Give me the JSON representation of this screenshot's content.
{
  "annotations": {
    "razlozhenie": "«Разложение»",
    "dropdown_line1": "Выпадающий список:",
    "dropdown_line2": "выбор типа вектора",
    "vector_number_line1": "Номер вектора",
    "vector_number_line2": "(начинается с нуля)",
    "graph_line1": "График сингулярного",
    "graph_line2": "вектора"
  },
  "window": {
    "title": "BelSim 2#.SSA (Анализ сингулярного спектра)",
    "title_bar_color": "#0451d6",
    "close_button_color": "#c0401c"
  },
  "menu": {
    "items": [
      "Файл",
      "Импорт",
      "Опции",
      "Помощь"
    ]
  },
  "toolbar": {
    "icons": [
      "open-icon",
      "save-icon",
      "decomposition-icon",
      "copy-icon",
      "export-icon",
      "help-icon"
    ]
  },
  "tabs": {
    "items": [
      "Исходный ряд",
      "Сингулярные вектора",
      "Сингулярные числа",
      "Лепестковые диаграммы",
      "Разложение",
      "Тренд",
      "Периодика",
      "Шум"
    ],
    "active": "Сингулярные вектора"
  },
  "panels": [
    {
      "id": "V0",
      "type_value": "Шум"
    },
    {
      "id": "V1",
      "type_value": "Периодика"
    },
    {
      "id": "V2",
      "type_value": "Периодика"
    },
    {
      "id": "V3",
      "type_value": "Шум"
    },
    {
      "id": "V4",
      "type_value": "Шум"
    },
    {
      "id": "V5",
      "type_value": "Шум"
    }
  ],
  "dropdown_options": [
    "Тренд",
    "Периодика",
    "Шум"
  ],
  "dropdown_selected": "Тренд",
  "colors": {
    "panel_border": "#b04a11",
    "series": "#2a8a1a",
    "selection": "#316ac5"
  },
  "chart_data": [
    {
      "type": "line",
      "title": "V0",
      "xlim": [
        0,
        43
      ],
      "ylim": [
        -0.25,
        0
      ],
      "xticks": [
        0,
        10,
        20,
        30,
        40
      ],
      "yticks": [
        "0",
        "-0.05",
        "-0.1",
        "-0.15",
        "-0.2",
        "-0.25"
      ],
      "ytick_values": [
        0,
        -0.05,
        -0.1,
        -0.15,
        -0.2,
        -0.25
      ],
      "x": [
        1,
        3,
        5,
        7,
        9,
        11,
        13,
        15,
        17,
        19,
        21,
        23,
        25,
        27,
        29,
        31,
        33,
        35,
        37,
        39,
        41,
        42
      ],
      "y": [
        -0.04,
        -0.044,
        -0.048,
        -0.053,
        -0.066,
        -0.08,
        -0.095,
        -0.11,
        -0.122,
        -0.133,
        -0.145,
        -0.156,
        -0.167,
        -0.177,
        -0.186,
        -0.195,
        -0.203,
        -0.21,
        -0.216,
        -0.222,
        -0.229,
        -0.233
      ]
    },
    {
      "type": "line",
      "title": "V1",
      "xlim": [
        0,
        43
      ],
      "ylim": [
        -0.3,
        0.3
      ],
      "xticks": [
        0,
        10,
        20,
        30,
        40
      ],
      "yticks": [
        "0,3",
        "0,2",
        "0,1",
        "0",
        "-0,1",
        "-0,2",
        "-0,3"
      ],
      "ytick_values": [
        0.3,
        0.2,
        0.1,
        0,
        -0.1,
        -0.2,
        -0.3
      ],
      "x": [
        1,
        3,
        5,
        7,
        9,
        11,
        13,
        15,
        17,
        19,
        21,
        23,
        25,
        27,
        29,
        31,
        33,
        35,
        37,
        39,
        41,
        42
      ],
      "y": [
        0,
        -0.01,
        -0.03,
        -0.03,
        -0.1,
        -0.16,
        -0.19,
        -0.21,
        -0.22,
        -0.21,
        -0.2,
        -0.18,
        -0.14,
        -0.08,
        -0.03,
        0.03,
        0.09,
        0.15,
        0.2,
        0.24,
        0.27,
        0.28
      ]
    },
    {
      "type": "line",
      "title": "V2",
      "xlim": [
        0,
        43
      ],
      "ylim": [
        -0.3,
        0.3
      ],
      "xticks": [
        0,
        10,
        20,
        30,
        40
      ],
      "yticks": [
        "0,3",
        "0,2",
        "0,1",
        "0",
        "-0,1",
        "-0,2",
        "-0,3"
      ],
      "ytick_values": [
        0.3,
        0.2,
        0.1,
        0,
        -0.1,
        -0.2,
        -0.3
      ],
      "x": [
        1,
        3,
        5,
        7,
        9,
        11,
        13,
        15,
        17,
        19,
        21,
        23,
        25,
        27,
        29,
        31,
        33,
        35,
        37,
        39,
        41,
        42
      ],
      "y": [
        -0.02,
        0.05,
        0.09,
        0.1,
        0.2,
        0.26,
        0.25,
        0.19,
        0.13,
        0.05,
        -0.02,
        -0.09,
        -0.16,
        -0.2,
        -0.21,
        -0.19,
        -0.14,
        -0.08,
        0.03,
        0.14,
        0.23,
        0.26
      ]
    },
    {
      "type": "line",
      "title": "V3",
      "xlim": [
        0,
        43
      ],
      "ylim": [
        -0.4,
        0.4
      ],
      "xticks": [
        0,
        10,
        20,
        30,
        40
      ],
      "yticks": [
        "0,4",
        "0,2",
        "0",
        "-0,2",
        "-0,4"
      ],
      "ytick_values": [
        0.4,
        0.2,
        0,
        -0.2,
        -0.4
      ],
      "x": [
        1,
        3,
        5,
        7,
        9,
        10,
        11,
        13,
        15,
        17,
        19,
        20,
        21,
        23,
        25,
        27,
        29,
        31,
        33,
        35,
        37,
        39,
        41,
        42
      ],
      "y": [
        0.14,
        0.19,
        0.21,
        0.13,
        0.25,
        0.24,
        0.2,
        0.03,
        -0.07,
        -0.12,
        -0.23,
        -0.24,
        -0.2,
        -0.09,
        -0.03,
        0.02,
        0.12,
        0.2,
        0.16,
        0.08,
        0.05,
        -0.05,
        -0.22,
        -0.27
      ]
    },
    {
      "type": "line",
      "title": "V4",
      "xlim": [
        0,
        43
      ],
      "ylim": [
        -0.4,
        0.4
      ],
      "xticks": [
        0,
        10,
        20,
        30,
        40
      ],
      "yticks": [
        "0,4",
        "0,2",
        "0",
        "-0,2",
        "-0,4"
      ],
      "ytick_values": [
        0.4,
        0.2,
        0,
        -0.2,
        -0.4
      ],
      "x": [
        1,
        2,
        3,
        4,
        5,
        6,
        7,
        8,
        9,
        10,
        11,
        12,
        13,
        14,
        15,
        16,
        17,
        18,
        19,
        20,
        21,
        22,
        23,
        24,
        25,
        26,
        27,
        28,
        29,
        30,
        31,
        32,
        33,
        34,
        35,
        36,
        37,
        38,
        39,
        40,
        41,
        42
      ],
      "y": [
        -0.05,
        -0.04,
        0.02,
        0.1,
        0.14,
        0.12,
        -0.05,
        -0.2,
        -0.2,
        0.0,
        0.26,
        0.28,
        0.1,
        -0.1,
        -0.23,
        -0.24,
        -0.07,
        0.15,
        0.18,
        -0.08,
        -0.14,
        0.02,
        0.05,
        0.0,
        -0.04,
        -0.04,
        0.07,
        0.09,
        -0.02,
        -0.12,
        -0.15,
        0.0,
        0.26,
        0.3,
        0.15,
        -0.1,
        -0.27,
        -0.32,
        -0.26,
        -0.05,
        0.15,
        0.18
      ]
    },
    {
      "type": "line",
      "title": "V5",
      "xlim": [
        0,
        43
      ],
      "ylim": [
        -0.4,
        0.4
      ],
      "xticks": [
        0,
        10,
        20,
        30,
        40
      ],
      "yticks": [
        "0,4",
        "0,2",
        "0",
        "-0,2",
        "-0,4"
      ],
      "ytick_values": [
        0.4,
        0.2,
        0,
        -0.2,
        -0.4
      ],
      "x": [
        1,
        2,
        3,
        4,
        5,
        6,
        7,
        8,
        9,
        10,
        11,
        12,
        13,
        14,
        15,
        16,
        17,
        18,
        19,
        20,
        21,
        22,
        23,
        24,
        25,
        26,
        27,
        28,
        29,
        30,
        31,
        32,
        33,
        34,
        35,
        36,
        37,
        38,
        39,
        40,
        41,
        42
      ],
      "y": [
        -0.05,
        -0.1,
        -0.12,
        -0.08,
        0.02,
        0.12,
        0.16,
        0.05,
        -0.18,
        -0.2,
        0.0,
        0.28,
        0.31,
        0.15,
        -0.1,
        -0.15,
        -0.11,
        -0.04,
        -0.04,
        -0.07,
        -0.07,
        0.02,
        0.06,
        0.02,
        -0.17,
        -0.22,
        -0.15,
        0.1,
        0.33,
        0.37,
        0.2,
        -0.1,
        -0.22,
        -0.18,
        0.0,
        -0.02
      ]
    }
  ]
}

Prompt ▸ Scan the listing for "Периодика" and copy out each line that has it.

Solution to the problem ▸
      "Периодика",
      "type_value": "Периодика"
      "type_value": "Периодика"
    "Периодика",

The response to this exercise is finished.